■ Aim of the task ■
Working through the entries below, find how many lines include "from", then write only that number.
◆ ◆ ◆ ◆ ◆ ◆ ◆
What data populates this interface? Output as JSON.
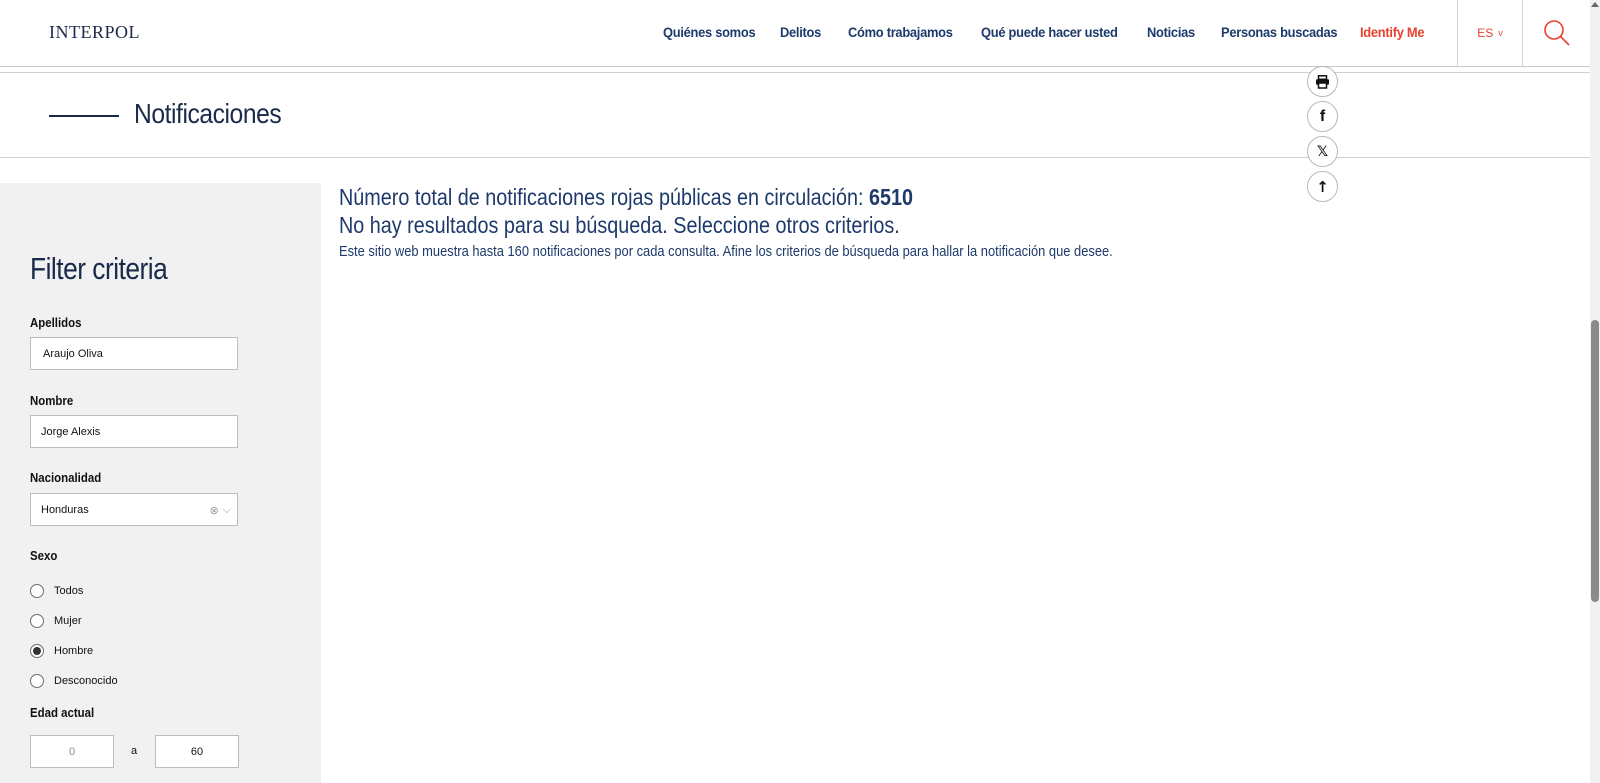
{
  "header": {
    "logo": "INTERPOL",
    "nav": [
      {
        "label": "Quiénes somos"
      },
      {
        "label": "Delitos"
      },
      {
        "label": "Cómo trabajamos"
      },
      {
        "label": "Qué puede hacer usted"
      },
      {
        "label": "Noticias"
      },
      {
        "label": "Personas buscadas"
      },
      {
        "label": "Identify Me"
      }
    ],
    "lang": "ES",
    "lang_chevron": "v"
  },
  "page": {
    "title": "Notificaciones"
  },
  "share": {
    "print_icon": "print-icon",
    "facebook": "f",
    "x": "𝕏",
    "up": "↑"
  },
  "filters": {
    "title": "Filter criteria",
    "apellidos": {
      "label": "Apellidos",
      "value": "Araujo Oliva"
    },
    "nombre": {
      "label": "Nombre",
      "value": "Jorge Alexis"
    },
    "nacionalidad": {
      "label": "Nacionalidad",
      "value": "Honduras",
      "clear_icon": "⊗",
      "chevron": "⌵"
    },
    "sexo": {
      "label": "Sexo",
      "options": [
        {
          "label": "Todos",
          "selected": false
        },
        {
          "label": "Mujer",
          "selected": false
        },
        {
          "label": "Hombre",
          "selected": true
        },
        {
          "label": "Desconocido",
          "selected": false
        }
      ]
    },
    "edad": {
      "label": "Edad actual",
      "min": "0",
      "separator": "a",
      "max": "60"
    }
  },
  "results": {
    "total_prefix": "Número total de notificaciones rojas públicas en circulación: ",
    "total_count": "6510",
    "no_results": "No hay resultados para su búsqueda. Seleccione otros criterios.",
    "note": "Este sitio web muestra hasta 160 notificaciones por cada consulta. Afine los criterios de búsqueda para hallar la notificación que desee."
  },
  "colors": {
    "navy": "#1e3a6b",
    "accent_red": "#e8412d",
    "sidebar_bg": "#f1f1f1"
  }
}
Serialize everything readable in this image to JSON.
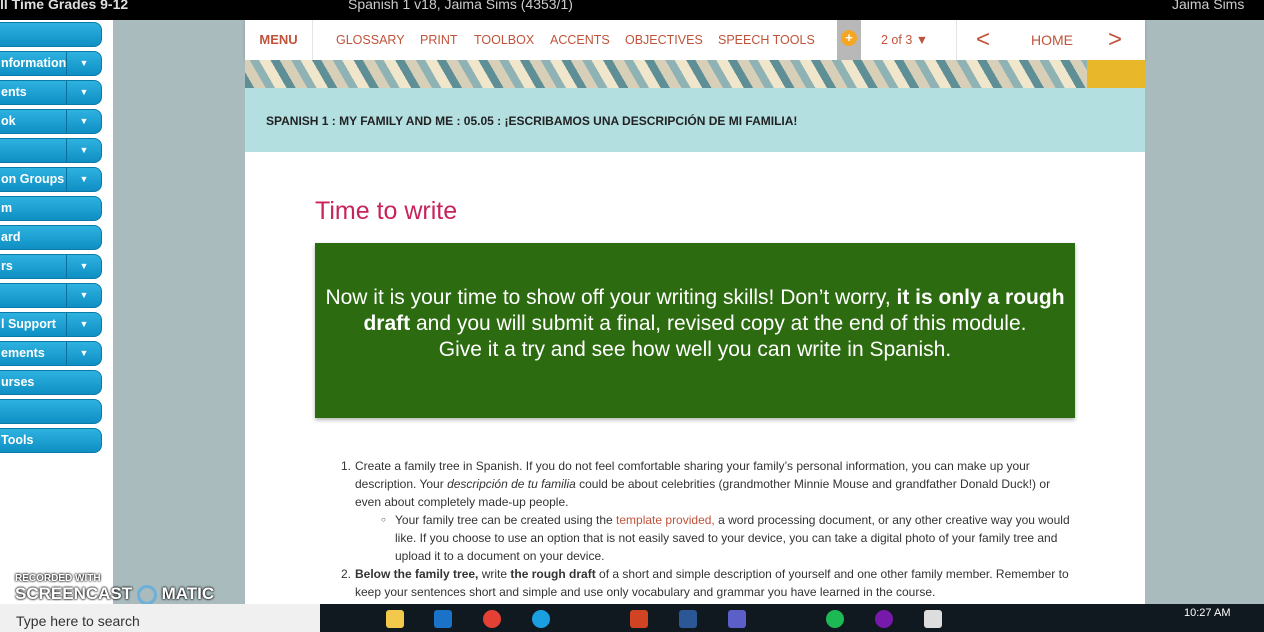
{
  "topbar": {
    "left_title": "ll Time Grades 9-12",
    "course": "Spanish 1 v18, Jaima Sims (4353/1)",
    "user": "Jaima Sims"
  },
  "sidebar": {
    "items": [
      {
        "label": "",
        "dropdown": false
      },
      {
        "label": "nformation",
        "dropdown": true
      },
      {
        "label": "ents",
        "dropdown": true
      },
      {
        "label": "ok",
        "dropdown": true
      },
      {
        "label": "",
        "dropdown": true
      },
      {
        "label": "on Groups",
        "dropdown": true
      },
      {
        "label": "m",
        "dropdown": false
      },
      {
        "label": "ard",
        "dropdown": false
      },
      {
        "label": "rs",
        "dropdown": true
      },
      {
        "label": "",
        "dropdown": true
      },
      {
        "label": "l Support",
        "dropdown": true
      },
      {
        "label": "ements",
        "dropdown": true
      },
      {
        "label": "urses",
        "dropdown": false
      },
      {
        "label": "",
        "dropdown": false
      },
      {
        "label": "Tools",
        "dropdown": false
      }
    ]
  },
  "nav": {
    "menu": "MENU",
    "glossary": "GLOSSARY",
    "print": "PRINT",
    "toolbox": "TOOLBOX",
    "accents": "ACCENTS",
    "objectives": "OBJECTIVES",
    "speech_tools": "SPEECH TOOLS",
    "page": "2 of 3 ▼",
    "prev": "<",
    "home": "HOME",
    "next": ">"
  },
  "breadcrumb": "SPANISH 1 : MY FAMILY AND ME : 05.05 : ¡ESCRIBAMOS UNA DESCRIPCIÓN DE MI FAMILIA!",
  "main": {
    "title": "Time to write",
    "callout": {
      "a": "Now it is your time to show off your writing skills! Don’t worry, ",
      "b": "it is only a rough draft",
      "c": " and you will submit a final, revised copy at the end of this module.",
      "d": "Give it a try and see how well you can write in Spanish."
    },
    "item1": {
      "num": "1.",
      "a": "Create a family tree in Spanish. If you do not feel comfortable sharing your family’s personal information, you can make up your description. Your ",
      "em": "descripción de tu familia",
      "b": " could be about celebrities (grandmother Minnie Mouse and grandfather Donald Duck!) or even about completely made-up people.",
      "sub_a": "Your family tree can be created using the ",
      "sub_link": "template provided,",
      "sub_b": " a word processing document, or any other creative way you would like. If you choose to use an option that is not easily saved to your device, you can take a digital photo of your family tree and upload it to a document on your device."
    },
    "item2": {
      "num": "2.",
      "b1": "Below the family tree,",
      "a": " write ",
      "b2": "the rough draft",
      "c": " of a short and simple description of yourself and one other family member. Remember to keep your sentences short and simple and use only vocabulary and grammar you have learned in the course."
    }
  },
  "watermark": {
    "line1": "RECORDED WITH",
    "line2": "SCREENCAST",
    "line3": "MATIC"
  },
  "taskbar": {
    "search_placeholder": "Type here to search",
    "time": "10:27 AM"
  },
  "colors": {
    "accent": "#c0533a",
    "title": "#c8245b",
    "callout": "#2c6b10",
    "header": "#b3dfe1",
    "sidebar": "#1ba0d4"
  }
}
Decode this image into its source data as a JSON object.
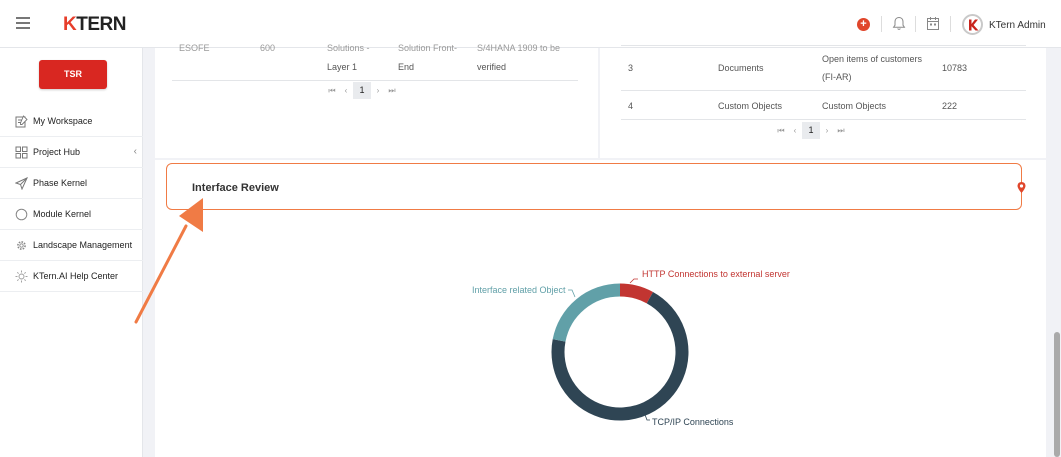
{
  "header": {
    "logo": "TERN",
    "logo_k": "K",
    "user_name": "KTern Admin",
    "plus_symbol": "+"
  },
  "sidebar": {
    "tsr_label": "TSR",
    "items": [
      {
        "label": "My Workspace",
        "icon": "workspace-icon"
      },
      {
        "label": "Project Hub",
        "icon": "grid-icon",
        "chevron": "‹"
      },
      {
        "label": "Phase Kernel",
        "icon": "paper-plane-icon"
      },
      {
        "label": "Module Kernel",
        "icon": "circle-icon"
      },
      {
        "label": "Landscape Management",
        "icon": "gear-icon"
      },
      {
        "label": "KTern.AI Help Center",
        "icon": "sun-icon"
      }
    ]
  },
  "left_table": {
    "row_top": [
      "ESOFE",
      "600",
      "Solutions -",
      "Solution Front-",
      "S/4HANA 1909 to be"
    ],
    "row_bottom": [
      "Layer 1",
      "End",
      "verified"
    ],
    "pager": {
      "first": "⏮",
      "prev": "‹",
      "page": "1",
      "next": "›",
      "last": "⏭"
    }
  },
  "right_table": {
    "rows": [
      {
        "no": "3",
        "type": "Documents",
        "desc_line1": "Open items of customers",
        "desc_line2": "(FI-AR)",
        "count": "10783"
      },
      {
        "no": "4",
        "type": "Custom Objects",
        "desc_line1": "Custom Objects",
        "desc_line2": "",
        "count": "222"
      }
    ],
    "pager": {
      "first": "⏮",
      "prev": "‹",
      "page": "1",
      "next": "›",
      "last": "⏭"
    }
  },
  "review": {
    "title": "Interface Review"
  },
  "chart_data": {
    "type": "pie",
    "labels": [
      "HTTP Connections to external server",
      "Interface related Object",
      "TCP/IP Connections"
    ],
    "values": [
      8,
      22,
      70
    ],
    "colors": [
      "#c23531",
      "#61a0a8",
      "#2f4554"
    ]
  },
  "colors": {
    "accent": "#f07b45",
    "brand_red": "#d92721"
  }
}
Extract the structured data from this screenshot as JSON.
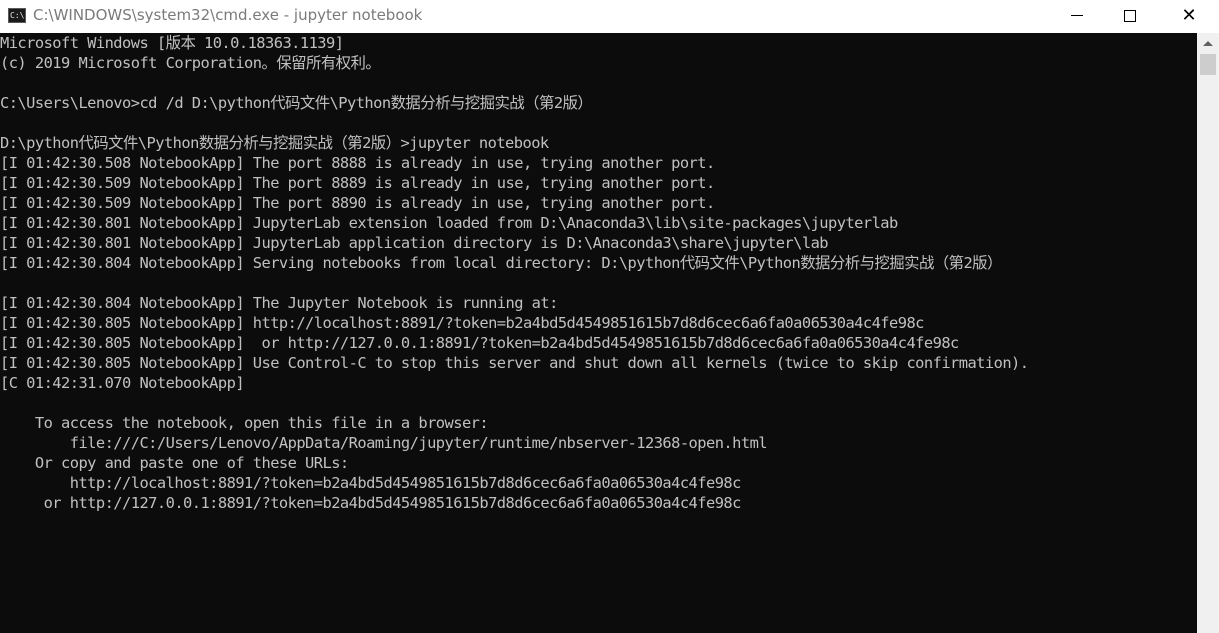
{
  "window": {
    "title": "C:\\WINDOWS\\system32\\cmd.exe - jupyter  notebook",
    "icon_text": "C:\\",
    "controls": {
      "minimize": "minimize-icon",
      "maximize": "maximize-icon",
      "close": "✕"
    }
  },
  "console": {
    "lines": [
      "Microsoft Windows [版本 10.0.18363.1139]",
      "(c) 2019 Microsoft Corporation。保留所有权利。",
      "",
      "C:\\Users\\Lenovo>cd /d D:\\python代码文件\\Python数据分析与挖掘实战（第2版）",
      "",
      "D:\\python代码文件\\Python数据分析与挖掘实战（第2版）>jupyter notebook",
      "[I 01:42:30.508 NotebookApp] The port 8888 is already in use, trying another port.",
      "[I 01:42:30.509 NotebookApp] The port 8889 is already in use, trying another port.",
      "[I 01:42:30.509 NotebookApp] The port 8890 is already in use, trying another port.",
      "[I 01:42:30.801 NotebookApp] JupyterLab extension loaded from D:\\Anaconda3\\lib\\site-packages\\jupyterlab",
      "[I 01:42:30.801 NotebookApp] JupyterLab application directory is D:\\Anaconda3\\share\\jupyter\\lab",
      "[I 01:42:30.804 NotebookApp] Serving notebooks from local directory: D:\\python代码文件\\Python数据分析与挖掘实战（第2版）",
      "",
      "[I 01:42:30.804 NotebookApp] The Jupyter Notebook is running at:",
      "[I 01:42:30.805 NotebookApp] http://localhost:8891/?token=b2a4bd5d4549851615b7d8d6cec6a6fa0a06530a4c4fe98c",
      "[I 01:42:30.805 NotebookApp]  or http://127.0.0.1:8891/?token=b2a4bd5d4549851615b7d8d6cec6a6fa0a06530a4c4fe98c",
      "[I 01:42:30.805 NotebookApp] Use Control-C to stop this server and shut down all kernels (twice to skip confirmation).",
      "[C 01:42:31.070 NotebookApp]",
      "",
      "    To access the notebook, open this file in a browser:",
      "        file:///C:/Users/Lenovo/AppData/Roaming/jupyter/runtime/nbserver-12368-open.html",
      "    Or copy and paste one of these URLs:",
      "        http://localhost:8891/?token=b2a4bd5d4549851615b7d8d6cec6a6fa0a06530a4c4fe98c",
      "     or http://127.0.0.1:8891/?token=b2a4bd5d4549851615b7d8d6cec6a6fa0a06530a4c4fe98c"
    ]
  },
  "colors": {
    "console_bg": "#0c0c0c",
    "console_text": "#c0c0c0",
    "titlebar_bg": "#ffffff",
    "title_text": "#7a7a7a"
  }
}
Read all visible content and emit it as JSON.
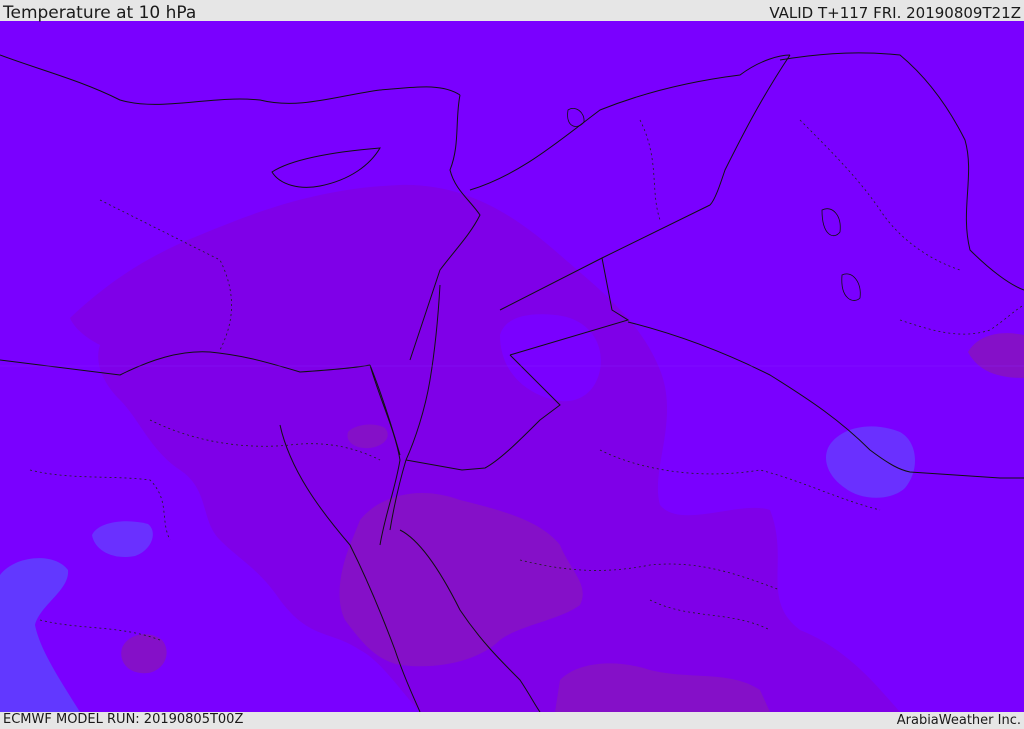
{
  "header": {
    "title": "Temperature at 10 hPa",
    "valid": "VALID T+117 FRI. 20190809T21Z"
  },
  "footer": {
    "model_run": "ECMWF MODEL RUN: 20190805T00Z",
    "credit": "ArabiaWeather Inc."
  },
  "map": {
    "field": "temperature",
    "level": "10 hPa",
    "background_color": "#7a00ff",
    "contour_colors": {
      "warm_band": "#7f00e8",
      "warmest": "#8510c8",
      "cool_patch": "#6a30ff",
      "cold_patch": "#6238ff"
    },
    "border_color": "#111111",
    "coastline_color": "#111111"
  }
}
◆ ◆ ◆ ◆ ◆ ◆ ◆
■ Solved exercise ■
3